Dunkelberger said probation officers and deputy sheriffs collected $2,000 Wednesday in Coal Township, Kulpmont, Mount Carmel and Mount Carmel Township. On Thursday, the same group retrieved approximately $1,500 in the Sunbury and Milton areas.

Sheriff Robert Wolfe said Jesse Feudale, 40, of Kulpmont, who owes court costs and approximately $38,000 in child support payments, was incarcerated Wednesday for refusing to pay the money.

14,123 open cases

Dunkelberger said there are 14,123 open cases from the past 50 years involving delinquent court costs. The largest single amount of money owed by one defendant is $194,000.

The county has developed a spreadsheet that's hundreds of pages long listing who owes and how much.

There is also a breakdown by year. For 1965, $830.60 is
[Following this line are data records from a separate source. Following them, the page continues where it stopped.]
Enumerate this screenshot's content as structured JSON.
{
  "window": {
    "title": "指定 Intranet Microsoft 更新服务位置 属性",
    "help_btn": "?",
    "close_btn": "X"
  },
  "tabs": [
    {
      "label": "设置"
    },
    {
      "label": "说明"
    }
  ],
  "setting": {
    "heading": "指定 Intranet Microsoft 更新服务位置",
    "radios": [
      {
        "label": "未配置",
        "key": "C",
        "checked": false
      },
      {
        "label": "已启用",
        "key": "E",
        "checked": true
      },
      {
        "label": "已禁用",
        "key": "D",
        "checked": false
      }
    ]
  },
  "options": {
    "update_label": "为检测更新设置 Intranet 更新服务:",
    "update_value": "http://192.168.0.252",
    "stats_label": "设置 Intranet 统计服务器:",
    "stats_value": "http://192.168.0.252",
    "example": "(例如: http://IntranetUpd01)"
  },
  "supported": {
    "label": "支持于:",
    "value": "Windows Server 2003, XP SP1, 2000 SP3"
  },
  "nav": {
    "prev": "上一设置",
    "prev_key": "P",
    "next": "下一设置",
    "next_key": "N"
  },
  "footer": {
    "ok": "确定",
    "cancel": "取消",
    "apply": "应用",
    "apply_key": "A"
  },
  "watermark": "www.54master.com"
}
owed in six cases, while nothing is owed from 1966. Most of the larger amounts are from the 1990s and 2000s, including 2010, where the total tops $2.1 million and involves 849 cases.

Dunkelberger, who noted the costs include Act 35 (supervision) fees, fines and restitution, said more countywide "blitzes" will be conducted as manpower allows. He said Wednesday and Thursday were chosen because deputy sheriffs were available because the three county judges were attending a conference in Hershey.

"We plan on meeting next week to evaluate where we are at with this challenging project," Dunkelberger said. Dunkelberger said Thursday he's hopeful the money collected from delinquents can be used to hire more personnel in his office and other row offices, including moving the cost collection clerk back to the prothonotary's office.

No statute of limitations

In October 2011, county commissioners and court officials held a press conference to address escalating amount of owed court costs.

Officials were hopeful the money could be recouped through a new county collection office and a government collection service that would operate at no additional cost to the county.

Since there is no statute of limitations involved in collecting the money, it can be recouped as long as the delinquents are alive and can be located.

On Aug. 15, 2011, the county, citing an effort to optimize efficiency and maintain sound financial controls over the collection of fines and restitution paid for criminal offenses, transferred the criminal cost office from the clerk of courts office at the courthouse to the adult probation department.

The transfer of the criminal cost office was expected to increase revenue through more efficient and prompt cost collections, while expediting the collection of delinquent costs.

The move involved cost collection clerk Sarah Snyder being transferred to the adult probation department to supervise the collection office at an approximate salary of $26,000, and the hiring of Angie Houser as a secretary in the adult probation department at an approximate salary of $22,000.